Hungarian Neo-Nazi lead war on gypsies
A cold and brutal crime has torn a young family apart. Robert and his five-year-old son were shot dead, and his two other children seriously injured when their home was attacked. A homemade bomb was thrown through the front door and immediately sent the entire house up in flames. The young family had just finished building their small but modern house.
Their only crime was being Roma gypsies.
Robert’s family lives next door, and are reminded daily of the terror of the tragedy, but what haunts them more is the way the criminal investigation is being carried out.
“They pretended not to see 18 bullet holes in the small boy’s body. How is it possible that an experienced police official could not see this? Then it was reported that the fire was electrical. But there are remnants of a bomb everywhere,” says Robert’s mother Erzsebet Csorba.
The European Roma rights centre strongly supports the family’s claims.
“The police were not acknowledging that a murder had taken place. I’m not aware that there has been any progress,” said Rob Kushen from the European Roma Rights Centre in the Hungarian capital of Budapest.
Fighting for their rights, activists also fear that the economic crisis will lead to an increase in hate crimes against Roma in poorer EU countries.
“So far they have done a good job in keeping the peace – which is a recipe for disaster,” Kushen believes.
Attacks on Roma haven’t only increased since the onset of the crisis, but a neo-Nazi trend is also growing in Hungary.
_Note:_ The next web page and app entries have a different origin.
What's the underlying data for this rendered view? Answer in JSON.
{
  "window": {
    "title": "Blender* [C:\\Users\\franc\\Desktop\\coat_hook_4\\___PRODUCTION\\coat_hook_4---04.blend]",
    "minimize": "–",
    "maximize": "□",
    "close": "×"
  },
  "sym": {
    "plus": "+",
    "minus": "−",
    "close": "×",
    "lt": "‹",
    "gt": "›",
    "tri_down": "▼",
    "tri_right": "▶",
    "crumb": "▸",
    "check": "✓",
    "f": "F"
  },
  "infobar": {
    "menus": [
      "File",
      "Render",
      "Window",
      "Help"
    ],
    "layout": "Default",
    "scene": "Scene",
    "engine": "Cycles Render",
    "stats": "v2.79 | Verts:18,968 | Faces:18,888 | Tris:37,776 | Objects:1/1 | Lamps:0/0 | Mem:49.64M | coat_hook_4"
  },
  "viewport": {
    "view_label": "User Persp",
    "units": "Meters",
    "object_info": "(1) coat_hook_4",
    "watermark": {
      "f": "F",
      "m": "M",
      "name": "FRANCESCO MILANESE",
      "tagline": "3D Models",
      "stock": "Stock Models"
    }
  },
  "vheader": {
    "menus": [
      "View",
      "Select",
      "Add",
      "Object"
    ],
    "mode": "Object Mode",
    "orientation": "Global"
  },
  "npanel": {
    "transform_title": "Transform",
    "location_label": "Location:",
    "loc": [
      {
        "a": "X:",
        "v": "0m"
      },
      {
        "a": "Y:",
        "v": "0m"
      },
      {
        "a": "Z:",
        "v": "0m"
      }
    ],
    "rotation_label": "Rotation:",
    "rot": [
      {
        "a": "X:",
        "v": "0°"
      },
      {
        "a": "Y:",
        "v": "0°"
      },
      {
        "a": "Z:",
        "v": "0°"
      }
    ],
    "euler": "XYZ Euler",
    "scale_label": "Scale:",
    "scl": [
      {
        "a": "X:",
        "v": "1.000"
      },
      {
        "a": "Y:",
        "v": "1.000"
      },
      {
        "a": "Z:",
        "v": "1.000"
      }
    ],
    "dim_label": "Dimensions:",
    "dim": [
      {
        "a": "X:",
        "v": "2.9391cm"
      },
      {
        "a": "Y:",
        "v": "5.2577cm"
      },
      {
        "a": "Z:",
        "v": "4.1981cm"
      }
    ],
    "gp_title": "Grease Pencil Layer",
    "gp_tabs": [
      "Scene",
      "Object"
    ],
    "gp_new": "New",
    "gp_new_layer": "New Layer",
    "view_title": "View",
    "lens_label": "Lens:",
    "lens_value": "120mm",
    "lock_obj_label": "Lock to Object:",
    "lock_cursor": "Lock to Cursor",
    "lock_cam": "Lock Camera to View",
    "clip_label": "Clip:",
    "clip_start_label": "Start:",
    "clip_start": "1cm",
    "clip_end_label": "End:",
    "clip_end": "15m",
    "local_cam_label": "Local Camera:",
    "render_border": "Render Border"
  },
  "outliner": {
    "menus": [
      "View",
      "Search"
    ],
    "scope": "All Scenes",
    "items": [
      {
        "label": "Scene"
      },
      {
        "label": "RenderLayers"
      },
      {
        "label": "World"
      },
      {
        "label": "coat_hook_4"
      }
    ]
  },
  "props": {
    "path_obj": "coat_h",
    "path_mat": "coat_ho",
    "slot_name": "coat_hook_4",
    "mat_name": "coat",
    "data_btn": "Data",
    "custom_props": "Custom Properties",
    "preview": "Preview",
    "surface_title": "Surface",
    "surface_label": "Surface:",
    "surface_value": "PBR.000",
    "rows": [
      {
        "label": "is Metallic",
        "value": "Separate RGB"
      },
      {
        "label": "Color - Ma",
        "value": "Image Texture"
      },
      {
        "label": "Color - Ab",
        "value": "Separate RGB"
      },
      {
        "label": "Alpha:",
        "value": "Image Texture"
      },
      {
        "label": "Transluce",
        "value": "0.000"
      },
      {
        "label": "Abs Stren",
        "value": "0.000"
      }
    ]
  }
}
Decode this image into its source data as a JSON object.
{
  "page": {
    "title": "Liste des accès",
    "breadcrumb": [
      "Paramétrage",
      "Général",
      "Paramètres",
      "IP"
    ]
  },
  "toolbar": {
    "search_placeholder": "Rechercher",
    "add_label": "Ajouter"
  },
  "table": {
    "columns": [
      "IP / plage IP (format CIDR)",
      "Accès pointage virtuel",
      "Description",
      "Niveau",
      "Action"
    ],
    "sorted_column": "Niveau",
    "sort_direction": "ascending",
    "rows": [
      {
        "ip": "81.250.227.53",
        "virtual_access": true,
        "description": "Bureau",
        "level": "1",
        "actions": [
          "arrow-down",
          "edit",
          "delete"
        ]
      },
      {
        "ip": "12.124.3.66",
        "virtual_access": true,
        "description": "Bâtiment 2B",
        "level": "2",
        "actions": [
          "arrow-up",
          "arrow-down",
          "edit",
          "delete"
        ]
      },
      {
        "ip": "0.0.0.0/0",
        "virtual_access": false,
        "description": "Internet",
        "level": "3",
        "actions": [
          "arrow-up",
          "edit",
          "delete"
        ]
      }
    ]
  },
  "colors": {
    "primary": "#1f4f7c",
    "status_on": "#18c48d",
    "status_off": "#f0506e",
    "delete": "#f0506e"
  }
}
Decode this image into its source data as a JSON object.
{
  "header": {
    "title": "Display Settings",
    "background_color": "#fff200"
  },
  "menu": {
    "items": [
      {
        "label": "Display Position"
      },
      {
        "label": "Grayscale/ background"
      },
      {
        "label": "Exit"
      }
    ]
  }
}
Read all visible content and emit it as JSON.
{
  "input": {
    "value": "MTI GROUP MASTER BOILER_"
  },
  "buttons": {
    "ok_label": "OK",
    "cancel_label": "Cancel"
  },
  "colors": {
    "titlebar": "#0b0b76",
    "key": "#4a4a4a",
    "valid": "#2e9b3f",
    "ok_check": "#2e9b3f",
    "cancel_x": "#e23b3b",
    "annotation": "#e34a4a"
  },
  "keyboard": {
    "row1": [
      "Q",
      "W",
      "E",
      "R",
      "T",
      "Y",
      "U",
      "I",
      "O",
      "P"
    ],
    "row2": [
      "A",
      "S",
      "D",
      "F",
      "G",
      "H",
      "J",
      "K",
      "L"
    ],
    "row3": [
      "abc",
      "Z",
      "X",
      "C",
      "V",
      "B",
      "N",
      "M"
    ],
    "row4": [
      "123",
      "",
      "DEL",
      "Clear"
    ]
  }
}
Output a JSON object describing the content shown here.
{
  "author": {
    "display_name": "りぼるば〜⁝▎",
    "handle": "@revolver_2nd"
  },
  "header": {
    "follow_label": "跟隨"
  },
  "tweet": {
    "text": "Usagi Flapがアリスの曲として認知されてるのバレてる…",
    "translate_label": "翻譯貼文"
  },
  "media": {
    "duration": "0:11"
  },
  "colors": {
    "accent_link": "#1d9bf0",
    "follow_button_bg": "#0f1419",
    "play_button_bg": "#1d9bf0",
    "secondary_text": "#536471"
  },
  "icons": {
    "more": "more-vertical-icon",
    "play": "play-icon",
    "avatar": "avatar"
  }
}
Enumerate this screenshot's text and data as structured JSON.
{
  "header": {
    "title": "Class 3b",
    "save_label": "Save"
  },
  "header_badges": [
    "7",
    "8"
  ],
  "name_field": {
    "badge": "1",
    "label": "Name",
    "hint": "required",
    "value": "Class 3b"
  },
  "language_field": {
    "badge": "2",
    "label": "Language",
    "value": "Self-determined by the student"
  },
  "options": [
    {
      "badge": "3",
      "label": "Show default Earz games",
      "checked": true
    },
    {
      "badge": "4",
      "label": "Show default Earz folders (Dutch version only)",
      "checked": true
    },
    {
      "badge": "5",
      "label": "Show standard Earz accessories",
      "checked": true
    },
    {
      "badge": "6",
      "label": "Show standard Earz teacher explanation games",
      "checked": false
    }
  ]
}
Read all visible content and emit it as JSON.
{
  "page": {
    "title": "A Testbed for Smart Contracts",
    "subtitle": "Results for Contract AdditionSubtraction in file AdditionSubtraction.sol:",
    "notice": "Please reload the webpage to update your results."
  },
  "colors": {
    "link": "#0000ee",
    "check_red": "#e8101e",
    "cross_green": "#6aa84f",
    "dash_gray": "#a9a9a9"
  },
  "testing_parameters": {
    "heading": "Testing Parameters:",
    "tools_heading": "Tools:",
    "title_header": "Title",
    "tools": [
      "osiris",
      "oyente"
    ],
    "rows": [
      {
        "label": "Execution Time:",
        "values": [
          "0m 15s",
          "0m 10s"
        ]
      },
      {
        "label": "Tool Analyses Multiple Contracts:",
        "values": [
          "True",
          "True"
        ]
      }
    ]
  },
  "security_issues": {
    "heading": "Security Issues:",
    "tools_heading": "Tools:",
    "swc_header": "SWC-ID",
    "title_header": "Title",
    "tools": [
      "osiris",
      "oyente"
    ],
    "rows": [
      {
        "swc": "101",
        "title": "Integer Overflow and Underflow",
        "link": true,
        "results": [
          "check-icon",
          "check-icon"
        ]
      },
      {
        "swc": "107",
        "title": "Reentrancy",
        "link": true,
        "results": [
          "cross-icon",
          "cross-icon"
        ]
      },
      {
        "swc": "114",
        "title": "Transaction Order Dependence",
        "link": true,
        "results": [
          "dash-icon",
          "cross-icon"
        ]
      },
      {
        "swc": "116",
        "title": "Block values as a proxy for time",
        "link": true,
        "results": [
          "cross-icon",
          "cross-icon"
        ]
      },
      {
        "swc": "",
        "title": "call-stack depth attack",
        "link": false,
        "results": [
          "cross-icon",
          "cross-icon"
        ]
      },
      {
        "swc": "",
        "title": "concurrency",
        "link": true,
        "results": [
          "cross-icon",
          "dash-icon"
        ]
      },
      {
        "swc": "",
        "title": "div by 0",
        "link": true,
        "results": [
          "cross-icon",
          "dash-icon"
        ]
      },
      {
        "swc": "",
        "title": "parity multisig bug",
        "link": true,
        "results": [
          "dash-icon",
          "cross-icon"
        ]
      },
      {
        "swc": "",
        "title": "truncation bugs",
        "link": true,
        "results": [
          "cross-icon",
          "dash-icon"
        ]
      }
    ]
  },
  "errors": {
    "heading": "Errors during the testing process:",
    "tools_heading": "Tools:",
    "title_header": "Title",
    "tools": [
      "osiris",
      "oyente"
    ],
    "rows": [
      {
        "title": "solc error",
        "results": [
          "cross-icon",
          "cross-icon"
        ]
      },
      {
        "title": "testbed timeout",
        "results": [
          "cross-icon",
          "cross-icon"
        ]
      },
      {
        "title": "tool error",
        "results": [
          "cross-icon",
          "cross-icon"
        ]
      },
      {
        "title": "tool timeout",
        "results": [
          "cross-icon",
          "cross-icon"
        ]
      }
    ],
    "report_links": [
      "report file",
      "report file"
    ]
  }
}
The far-right Jobbik party, said to be affiliated with a banned fascist group called the Magyar Guarda, is growing in popularity. They often hold protests against Roma, insisting they are criminals.
Bela Kovacs, President of the Jobbik Party for a Better Hungary is unequivocal in his views:
“Gypsy crimes are growing every day, and it's getting so bad that people are afraid to go out at night,” he said.
But the party refused to comment on its connection with the extremist group which often attends their protests.
Robert’s family believes the Magyar Guarda brutally attacked their loved ones, and will never be punished, especially under the wing of a growing political party.
In the past year alone in Hungary, there have been 18 attacks on Roma homes, and six people have been killed. No one has been caught.